“In attics, lofts, under-stair spaces, converted garages or even basements, where a conventional shower enclosure can’t be accommodated, a custom-made enclosure will ensure an exact fit and can incorporate precise dimensions without compromising on style or quality,” comments Natalie Paley, national sales manager, retail and merchant, Coram UK. “With our Sealskin duka range of enclosures, every single enclosure is tailor-made, within 4-6 weeks, to precisely fit its environment. Specification of a wetroom floor can also prove beneficial for unusually shaped rooms. A trimmable floor former, like Impey’s Aqua-Dec EasyFit can be cut to size to adapt to the dimensions of the room, while maintaining the correct drainage gradient. This removes the requirement for a shower tray, and allows for greater design freedom in an awkward space. Each of our Sealskin duka enclosures is manufactured to order, regardless of where it will be installed; this could be under a sloping roof or around boxed-in piping. Every product is cut with millimetre precision to the dimensions supplied, giving the designer confidence and freedom to explore new options in terms of layout, shape, and size.”
Bev Brown, MD of Lakes, reports that – alongside wall-hung toilets and basins – bifold, quadrant and corner entry showers are great options when floor space is tight, making use of the room’s corners and maximising space. “Those faced with sloping ceilings and beams, however, may find it more difficult and this is where reduced height shower enclosures are also a good solution. Another space-saving idea is a pivot shower, where a swivel hinge mechanism sits between the door and frame and allows you total access without needing lots of room for the door. A walk-in or walk-through shower with single glass panel is another excellent idea for awkwardly-shaped rooms. Unobtrusive in style, the glass wall will also create a sense of airiness. Rooms such as loft spaces might not benefit from a lot of natural light, but adding in as much as possible will also help open the room up to the eye. Therefore, considering where you can best optimise natural light is key. For example, if you're designing a new bathroom in a loft conversion, think about adding a skylight above the shower to let the natural light pour through while still maintaining privacy.” Designers can also utilise LED lighting within the shower enclosure in order to create a softer, more relaxing environment.

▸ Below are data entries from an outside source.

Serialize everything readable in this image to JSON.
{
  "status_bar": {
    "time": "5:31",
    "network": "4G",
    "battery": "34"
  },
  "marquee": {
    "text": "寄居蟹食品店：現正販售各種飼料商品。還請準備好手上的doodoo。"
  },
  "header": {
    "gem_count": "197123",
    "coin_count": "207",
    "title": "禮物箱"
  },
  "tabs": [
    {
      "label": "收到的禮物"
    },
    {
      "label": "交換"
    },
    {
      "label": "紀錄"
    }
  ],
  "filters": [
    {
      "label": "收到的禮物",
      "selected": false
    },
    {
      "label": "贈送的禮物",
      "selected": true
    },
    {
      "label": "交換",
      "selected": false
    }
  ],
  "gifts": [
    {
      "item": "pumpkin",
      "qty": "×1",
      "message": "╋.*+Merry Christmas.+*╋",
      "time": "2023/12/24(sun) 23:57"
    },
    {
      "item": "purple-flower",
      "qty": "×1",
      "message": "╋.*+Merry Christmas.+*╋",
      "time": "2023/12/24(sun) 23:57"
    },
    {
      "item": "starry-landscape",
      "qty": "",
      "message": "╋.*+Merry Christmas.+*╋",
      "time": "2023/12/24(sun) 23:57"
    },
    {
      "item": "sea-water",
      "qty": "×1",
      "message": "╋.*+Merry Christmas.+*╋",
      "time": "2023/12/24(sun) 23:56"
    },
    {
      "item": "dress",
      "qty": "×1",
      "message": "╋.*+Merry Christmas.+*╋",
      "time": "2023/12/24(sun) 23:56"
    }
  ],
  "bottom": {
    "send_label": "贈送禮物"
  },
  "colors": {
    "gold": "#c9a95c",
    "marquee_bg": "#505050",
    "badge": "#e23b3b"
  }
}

“For those working with compact or complex bathroom spaces, space-saving concealed shower valves are ideal for a bathroom design solution because the mechanics of the product are behind the wall, whilst also providing a sleek and contemporary finish,” advises Paul Bailey, leader, product management, Lixil EMENA and Grohe UK. “It is not only design flexibility that concealed showering can offer but also more personalisation of the individual space in terms of layout. Positioning of a shower valve in an exposed system is limited by the length of the shower hose however this limitation is eliminated with a concealed shower system, offering the freedom to create a truly bespoke showering space.”